### Provided records
--- START ---
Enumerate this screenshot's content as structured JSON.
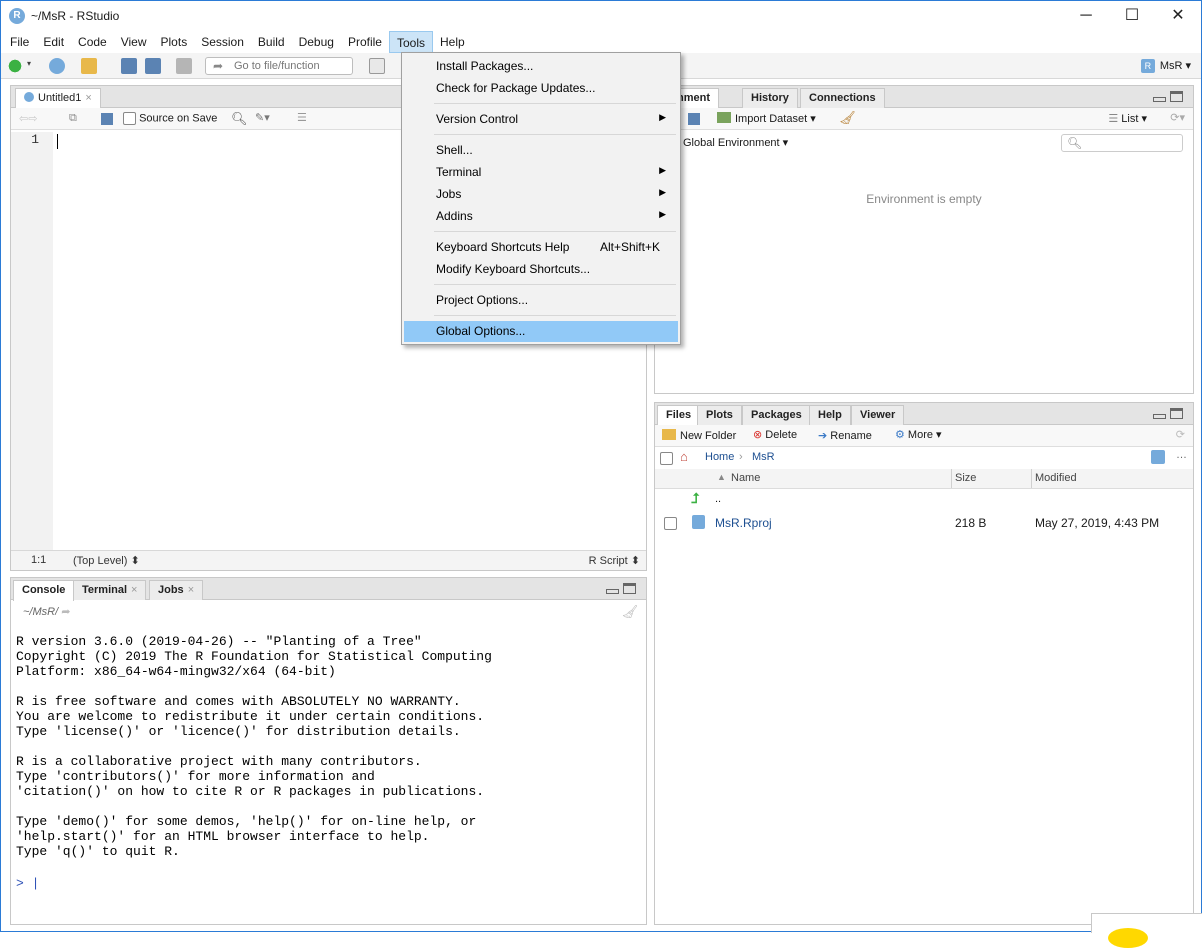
{
  "window": {
    "title": "~/MsR - RStudio",
    "app_icon": "R",
    "controls": {
      "minimize": "─",
      "maximize": "☐",
      "close": "✕"
    }
  },
  "menubar": [
    "File",
    "Edit",
    "Code",
    "View",
    "Plots",
    "Session",
    "Build",
    "Debug",
    "Profile",
    "Tools",
    "Help"
  ],
  "toolbar": {
    "goto_placeholder": "Go to file/function",
    "project": "MsR",
    "project_icon": "R"
  },
  "tools_menu": {
    "items": [
      {
        "label": "Install Packages..."
      },
      {
        "label": "Check for Package Updates..."
      },
      {
        "label": "Version Control",
        "submenu": true
      },
      {
        "label": "Shell..."
      },
      {
        "label": "Terminal",
        "submenu": true
      },
      {
        "label": "Jobs",
        "submenu": true
      },
      {
        "label": "Addins",
        "submenu": true
      },
      {
        "label": "Keyboard Shortcuts Help",
        "shortcut": "Alt+Shift+K"
      },
      {
        "label": "Modify Keyboard Shortcuts..."
      },
      {
        "label": "Project Options..."
      },
      {
        "label": "Global Options...",
        "highlighted": true
      }
    ],
    "submenu_glyph": "▶"
  },
  "editor": {
    "tab": "Untitled1",
    "tab_close": "×",
    "source_on_save": "Source on Save",
    "line_numbers": [
      "1"
    ],
    "position": "1:1",
    "scope": "(Top Level) ⬍",
    "filetype": "R Script ⬍"
  },
  "console_pane": {
    "tabs": [
      "Console",
      "Terminal",
      "Jobs"
    ],
    "tab_close": "×",
    "path": "~/MsR/",
    "lines": [
      "R version 3.6.0 (2019-04-26) -- \"Planting of a Tree\"",
      "Copyright (C) 2019 The R Foundation for Statistical Computing",
      "Platform: x86_64-w64-mingw32/x64 (64-bit)",
      "",
      "R is free software and comes with ABSOLUTELY NO WARRANTY.",
      "You are welcome to redistribute it under certain conditions.",
      "Type 'license()' or 'licence()' for distribution details.",
      "",
      "R is a collaborative project with many contributors.",
      "Type 'contributors()' for more information and",
      "'citation()' on how to cite R or R packages in publications.",
      "",
      "Type 'demo()' for some demos, 'help()' for on-line help, or",
      "'help.start()' for an HTML browser interface to help.",
      "Type 'q()' to quit R."
    ],
    "prompt": "> |"
  },
  "env_pane": {
    "tabs": [
      "Environment",
      "History",
      "Connections"
    ],
    "tab_visible_label": "ironment",
    "import_dataset": "Import Dataset",
    "list_mode": "List",
    "scope": "Global Environment",
    "empty_message": "Environment is empty"
  },
  "files_pane": {
    "tabs": [
      "Files",
      "Plots",
      "Packages",
      "Help",
      "Viewer"
    ],
    "actions": {
      "new_folder": "New Folder",
      "delete": "Delete",
      "rename": "Rename",
      "more": "More"
    },
    "breadcrumb": [
      "Home",
      "MsR"
    ],
    "columns": {
      "name": "Name",
      "size": "Size",
      "modified": "Modified"
    },
    "rows": [
      {
        "name": "..",
        "size": "",
        "modified": ""
      },
      {
        "name": "MsR.Rproj",
        "size": "218 B",
        "modified": "May 27, 2019, 4:43 PM"
      }
    ]
  },
  "colors": {
    "menu_highlight": "#91c9f7",
    "r_blue": "#75aadb",
    "link": "#1d4f91"
  }
}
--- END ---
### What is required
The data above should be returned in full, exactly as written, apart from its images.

### Output for this task
Enumerate this screenshot's content as structured JSON.
{
  "window": {
    "title": "~/MsR - RStudio",
    "app_icon": "R",
    "controls": {
      "minimize": "─",
      "maximize": "☐",
      "close": "✕"
    }
  },
  "menubar": [
    "File",
    "Edit",
    "Code",
    "View",
    "Plots",
    "Session",
    "Build",
    "Debug",
    "Profile",
    "Tools",
    "Help"
  ],
  "toolbar": {
    "goto_placeholder": "Go to file/function",
    "project": "MsR",
    "project_icon": "R"
  },
  "tools_menu": {
    "items": [
      {
        "label": "Install Packages..."
      },
      {
        "label": "Check for Package Updates..."
      },
      {
        "label": "Version Control",
        "submenu": true
      },
      {
        "label": "Shell..."
      },
      {
        "label": "Terminal",
        "submenu": true
      },
      {
        "label": "Jobs",
        "submenu": true
      },
      {
        "label": "Addins",
        "submenu": true
      },
      {
        "label": "Keyboard Shortcuts Help",
        "shortcut": "Alt+Shift+K"
      },
      {
        "label": "Modify Keyboard Shortcuts..."
      },
      {
        "label": "Project Options..."
      },
      {
        "label": "Global Options...",
        "highlighted": true
      }
    ],
    "submenu_glyph": "▶"
  },
  "editor": {
    "tab": "Untitled1",
    "tab_close": "×",
    "source_on_save": "Source on Save",
    "line_numbers": [
      "1"
    ],
    "position": "1:1",
    "scope": "(Top Level) ⬍",
    "filetype": "R Script ⬍"
  },
  "console_pane": {
    "tabs": [
      "Console",
      "Terminal",
      "Jobs"
    ],
    "tab_close": "×",
    "path": "~/MsR/",
    "lines": [
      "R version 3.6.0 (2019-04-26) -- \"Planting of a Tree\"",
      "Copyright (C) 2019 The R Foundation for Statistical Computing",
      "Platform: x86_64-w64-mingw32/x64 (64-bit)",
      "",
      "R is free software and comes with ABSOLUTELY NO WARRANTY.",
      "You are welcome to redistribute it under certain conditions.",
      "Type 'license()' or 'licence()' for distribution details.",
      "",
      "R is a collaborative project with many contributors.",
      "Type 'contributors()' for more information and",
      "'citation()' on how to cite R or R packages in publications.",
      "",
      "Type 'demo()' for some demos, 'help()' for on-line help, or",
      "'help.start()' for an HTML browser interface to help.",
      "Type 'q()' to quit R."
    ],
    "prompt": "> |"
  },
  "env_pane": {
    "tabs": [
      "Environment",
      "History",
      "Connections"
    ],
    "tab_visible_label": "ironment",
    "import_dataset": "Import Dataset",
    "list_mode": "List",
    "scope": "Global Environment",
    "empty_message": "Environment is empty"
  },
  "files_pane": {
    "tabs": [
      "Files",
      "Plots",
      "Packages",
      "Help",
      "Viewer"
    ],
    "actions": {
      "new_folder": "New Folder",
      "delete": "Delete",
      "rename": "Rename",
      "more": "More"
    },
    "breadcrumb": [
      "Home",
      "MsR"
    ],
    "columns": {
      "name": "Name",
      "size": "Size",
      "modified": "Modified"
    },
    "rows": [
      {
        "name": "..",
        "size": "",
        "modified": ""
      },
      {
        "name": "MsR.Rproj",
        "size": "218 B",
        "modified": "May 27, 2019, 4:43 PM"
      }
    ]
  },
  "colors": {
    "menu_highlight": "#91c9f7",
    "r_blue": "#75aadb",
    "link": "#1d4f91"
  }
}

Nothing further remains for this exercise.